(Data excerpts)
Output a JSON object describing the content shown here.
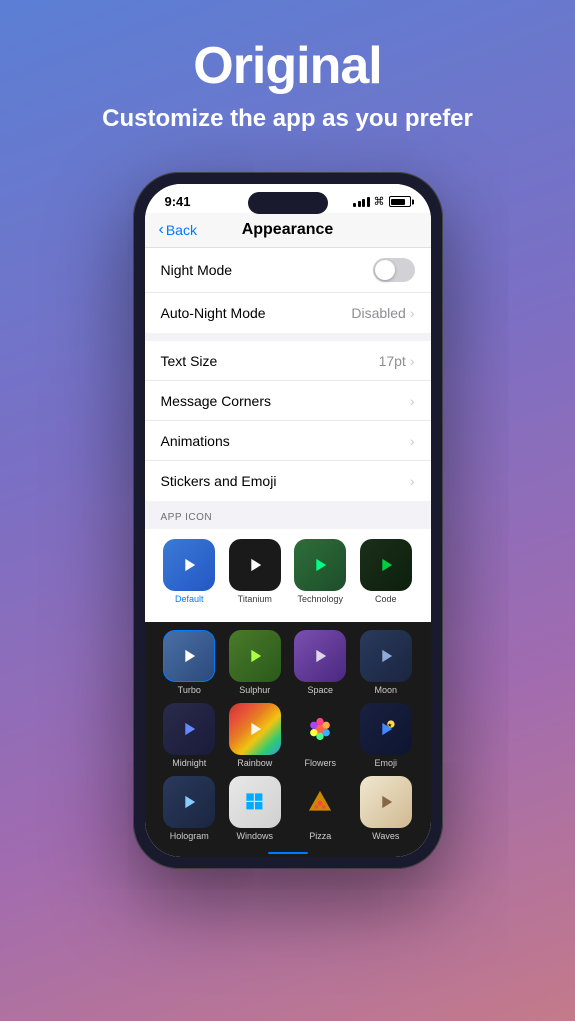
{
  "hero": {
    "title": "Original",
    "subtitle": "Customize the app\nas you prefer"
  },
  "phone": {
    "statusBar": {
      "time": "9:41",
      "signal": "signal",
      "wifi": "wifi",
      "battery": "battery"
    },
    "navBar": {
      "backLabel": "Back",
      "title": "Appearance"
    },
    "settings": {
      "items": [
        {
          "label": "Night Mode",
          "type": "toggle",
          "value": ""
        },
        {
          "label": "Auto-Night Mode",
          "type": "value",
          "value": "Disabled"
        },
        {
          "label": "Text Size",
          "type": "value",
          "value": "17pt"
        },
        {
          "label": "Message Corners",
          "type": "arrow",
          "value": ""
        },
        {
          "label": "Animations",
          "type": "arrow",
          "value": ""
        },
        {
          "label": "Stickers and Emoji",
          "type": "arrow",
          "value": ""
        }
      ],
      "sectionHeader": "APP ICON"
    },
    "appIcons": {
      "row1": [
        {
          "name": "Default",
          "style": "default",
          "selected": true
        },
        {
          "name": "Titanium",
          "style": "titanium",
          "selected": false
        },
        {
          "name": "Technology",
          "style": "technology",
          "selected": false
        },
        {
          "name": "Code",
          "style": "code",
          "selected": false
        }
      ],
      "row2": [
        {
          "name": "Turbo",
          "style": "turbo",
          "selected": false
        },
        {
          "name": "Sulphur",
          "style": "sulphur",
          "selected": false
        },
        {
          "name": "Space",
          "style": "space",
          "selected": false
        },
        {
          "name": "Moon",
          "style": "moon",
          "selected": false
        }
      ],
      "row3": [
        {
          "name": "Midnight",
          "style": "midnight",
          "selected": false
        },
        {
          "name": "Rainbow",
          "style": "rainbow",
          "selected": false
        },
        {
          "name": "Flowers",
          "style": "flowers",
          "selected": false
        },
        {
          "name": "Emoji",
          "style": "emoji",
          "selected": false
        }
      ],
      "row4": [
        {
          "name": "Hologram",
          "style": "hologram",
          "selected": false
        },
        {
          "name": "Windows",
          "style": "windows",
          "selected": false
        },
        {
          "name": "Pizza",
          "style": "pizza",
          "selected": false
        },
        {
          "name": "Waves",
          "style": "waves",
          "selected": false
        }
      ]
    }
  }
}
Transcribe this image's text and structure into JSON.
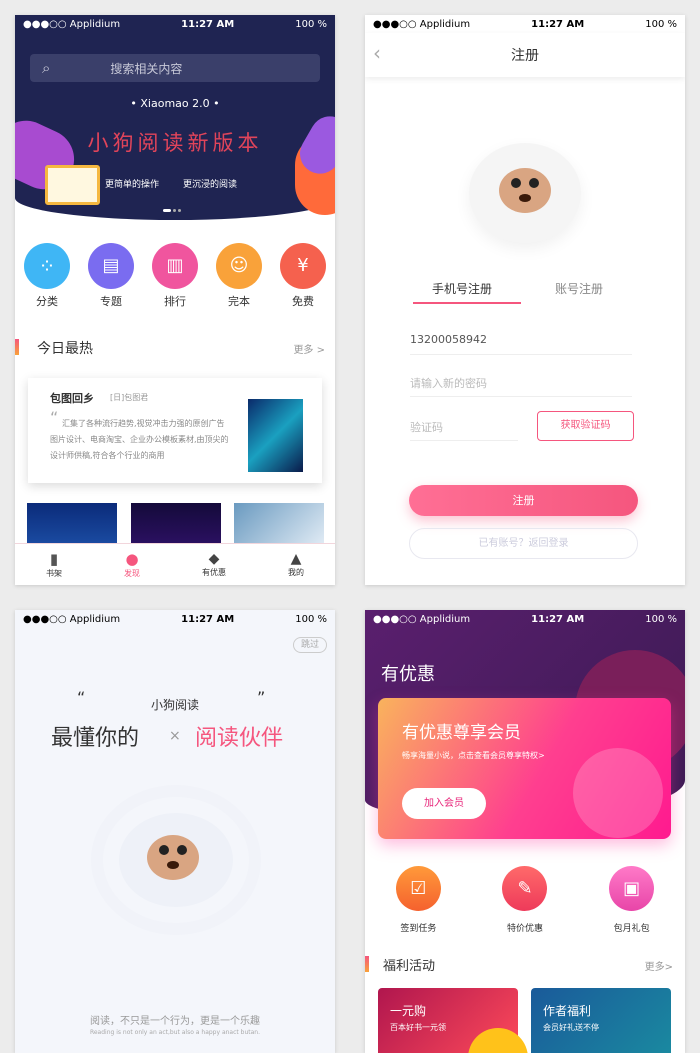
{
  "status": {
    "carrier": "●●●○○ Applidium",
    "time": "11:27 AM",
    "battery": "100 %"
  },
  "home": {
    "search_placeholder": "搜索相关内容",
    "banner": {
      "subtitle": "•  Xiaomao   2.0  •",
      "title": "小狗阅读新版本",
      "tag1": "更简单的操作",
      "tag2": "更沉浸的阅读"
    },
    "categories": [
      {
        "label": "分类",
        "color": "#3fb6f5"
      },
      {
        "label": "专题",
        "color": "#7a6cf0"
      },
      {
        "label": "排行",
        "color": "#f0559e"
      },
      {
        "label": "完本",
        "color": "#f9a23a"
      },
      {
        "label": "免费",
        "color": "#f5614e"
      }
    ],
    "section_title": "今日最热",
    "more": "更多 >",
    "book": {
      "title": "包图回乡",
      "author": "[日]包图君",
      "quote": "“",
      "desc": "汇集了各种流行趋势,视觉冲击力强的原创广告图片设计、电商淘宝、企业办公模板素材,由顶尖的设计师供稿,符合各个行业的商用"
    },
    "tabs": [
      {
        "label": "书架",
        "icon": "book-icon"
      },
      {
        "label": "发现",
        "icon": "discover-icon",
        "active": true
      },
      {
        "label": "有优惠",
        "icon": "vip-icon"
      },
      {
        "label": "我的",
        "icon": "profile-icon"
      }
    ]
  },
  "register": {
    "title": "注册",
    "back": "‹",
    "tab_phone": "手机号注册",
    "tab_account": "账号注册",
    "phone_value": "13200058942",
    "password_placeholder": "请输入新的密码",
    "code_placeholder": "验证码",
    "get_code": "获取验证码",
    "submit": "注册",
    "login_link": "已有账号？返回登录"
  },
  "splash": {
    "skip": "跳过",
    "small": "小狗阅读",
    "line_left": "最懂你的",
    "times": "×",
    "line_right": "阅读伙伴",
    "open_quote": "“",
    "close_quote": "”",
    "slogan": "阅读，不只是一个行为，更是一个乐趣",
    "slogan_en": "Reading is not only an act,but also a happy anact butan."
  },
  "vip": {
    "title": "有优惠",
    "card_title": "有优惠尊享会员",
    "card_sub": "畅享海量小说，点击查看会员尊享特权>",
    "join": "加入会员",
    "actions": [
      {
        "label": "签到任务",
        "icon": "calendar-check-icon"
      },
      {
        "label": "特价优惠",
        "icon": "tag-icon"
      },
      {
        "label": "包月礼包",
        "icon": "gift-icon"
      }
    ],
    "section_title": "福利活动",
    "more": "更多>",
    "promos": [
      {
        "title": "一元购",
        "sub": "百本好书一元领"
      },
      {
        "title": "作者福利",
        "sub": "会员好礼送不停"
      }
    ]
  },
  "colors": {
    "accent": "#f5567e",
    "navy": "#1f2452",
    "purple": "#5a1f6e"
  }
}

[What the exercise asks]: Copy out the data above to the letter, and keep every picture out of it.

[Written answer]:
Output a JSON object describing the content shown here.
{
  "hero": {
    "title": "Original",
    "subtitle": "Customize the app\nas you prefer"
  },
  "phone": {
    "statusBar": {
      "time": "9:41",
      "signal": "signal",
      "wifi": "wifi",
      "battery": "battery"
    },
    "navBar": {
      "backLabel": "Back",
      "title": "Appearance"
    },
    "settings": {
      "items": [
        {
          "label": "Night Mode",
          "type": "toggle",
          "value": ""
        },
        {
          "label": "Auto-Night Mode",
          "type": "value",
          "value": "Disabled"
        },
        {
          "label": "Text Size",
          "type": "value",
          "value": "17pt"
        },
        {
          "label": "Message Corners",
          "type": "arrow",
          "value": ""
        },
        {
          "label": "Animations",
          "type": "arrow",
          "value": ""
        },
        {
          "label": "Stickers and Emoji",
          "type": "arrow",
          "value": ""
        }
      ],
      "sectionHeader": "APP ICON"
    },
    "appIcons": {
      "row1": [
        {
          "name": "Default",
          "style": "default",
          "selected": true
        },
        {
          "name": "Titanium",
          "style": "titanium",
          "selected": false
        },
        {
          "name": "Technology",
          "style": "technology",
          "selected": false
        },
        {
          "name": "Code",
          "style": "code",
          "selected": false
        }
      ],
      "row2": [
        {
          "name": "Turbo",
          "style": "turbo",
          "selected": false
        },
        {
          "name": "Sulphur",
          "style": "sulphur",
          "selected": false
        },
        {
          "name": "Space",
          "style": "space",
          "selected": false
        },
        {
          "name": "Moon",
          "style": "moon",
          "selected": false
        }
      ],
      "row3": [
        {
          "name": "Midnight",
          "style": "midnight",
          "selected": false
        },
        {
          "name": "Rainbow",
          "style": "rainbow",
          "selected": false
        },
        {
          "name": "Flowers",
          "style": "flowers",
          "selected": false
        },
        {
          "name": "Emoji",
          "style": "emoji",
          "selected": false
        }
      ],
      "row4": [
        {
          "name": "Hologram",
          "style": "hologram",
          "selected": false
        },
        {
          "name": "Windows",
          "style": "windows",
          "selected": false
        },
        {
          "name": "Pizza",
          "style": "pizza",
          "selected": false
        },
        {
          "name": "Waves",
          "style": "waves",
          "selected": false
        }
      ]
    }
  }
}
Transcribe this image's text and structure into JSON.
{
  "status": {
    "carrier": "●●●○○ Applidium",
    "time": "11:27 AM",
    "battery": "100 %"
  },
  "home": {
    "search_placeholder": "搜索相关内容",
    "banner": {
      "subtitle": "•  Xiaomao   2.0  •",
      "title": "小狗阅读新版本",
      "tag1": "更简单的操作",
      "tag2": "更沉浸的阅读"
    },
    "categories": [
      {
        "label": "分类",
        "color": "#3fb6f5"
      },
      {
        "label": "专题",
        "color": "#7a6cf0"
      },
      {
        "label": "排行",
        "color": "#f0559e"
      },
      {
        "label": "完本",
        "color": "#f9a23a"
      },
      {
        "label": "免费",
        "color": "#f5614e"
      }
    ],
    "section_title": "今日最热",
    "more": "更多 >",
    "book": {
      "title": "包图回乡",
      "author": "[日]包图君",
      "quote": "“",
      "desc": "汇集了各种流行趋势,视觉冲击力强的原创广告图片设计、电商淘宝、企业办公模板素材,由顶尖的设计师供稿,符合各个行业的商用"
    },
    "tabs": [
      {
        "label": "书架",
        "icon": "book-icon"
      },
      {
        "label": "发现",
        "icon": "discover-icon",
        "active": true
      },
      {
        "label": "有优惠",
        "icon": "vip-icon"
      },
      {
        "label": "我的",
        "icon": "profile-icon"
      }
    ]
  },
  "register": {
    "title": "注册",
    "back": "‹",
    "tab_phone": "手机号注册",
    "tab_account": "账号注册",
    "phone_value": "13200058942",
    "password_placeholder": "请输入新的密码",
    "code_placeholder": "验证码",
    "get_code": "获取验证码",
    "submit": "注册",
    "login_link": "已有账号？返回登录"
  },
  "splash": {
    "skip": "跳过",
    "small": "小狗阅读",
    "line_left": "最懂你的",
    "times": "×",
    "line_right": "阅读伙伴",
    "open_quote": "“",
    "close_quote": "”",
    "slogan": "阅读，不只是一个行为，更是一个乐趣",
    "slogan_en": "Reading is not only an act,but also a happy anact butan."
  },
  "vip": {
    "title": "有优惠",
    "card_title": "有优惠尊享会员",
    "card_sub": "畅享海量小说，点击查看会员尊享特权>",
    "join": "加入会员",
    "actions": [
      {
        "label": "签到任务",
        "icon": "calendar-check-icon"
      },
      {
        "label": "特价优惠",
        "icon": "tag-icon"
      },
      {
        "label": "包月礼包",
        "icon": "gift-icon"
      }
    ],
    "section_title": "福利活动",
    "more": "更多>",
    "promos": [
      {
        "title": "一元购",
        "sub": "百本好书一元领"
      },
      {
        "title": "作者福利",
        "sub": "会员好礼送不停"
      }
    ]
  },
  "colors": {
    "accent": "#f5567e",
    "navy": "#1f2452",
    "purple": "#5a1f6e"
  }
}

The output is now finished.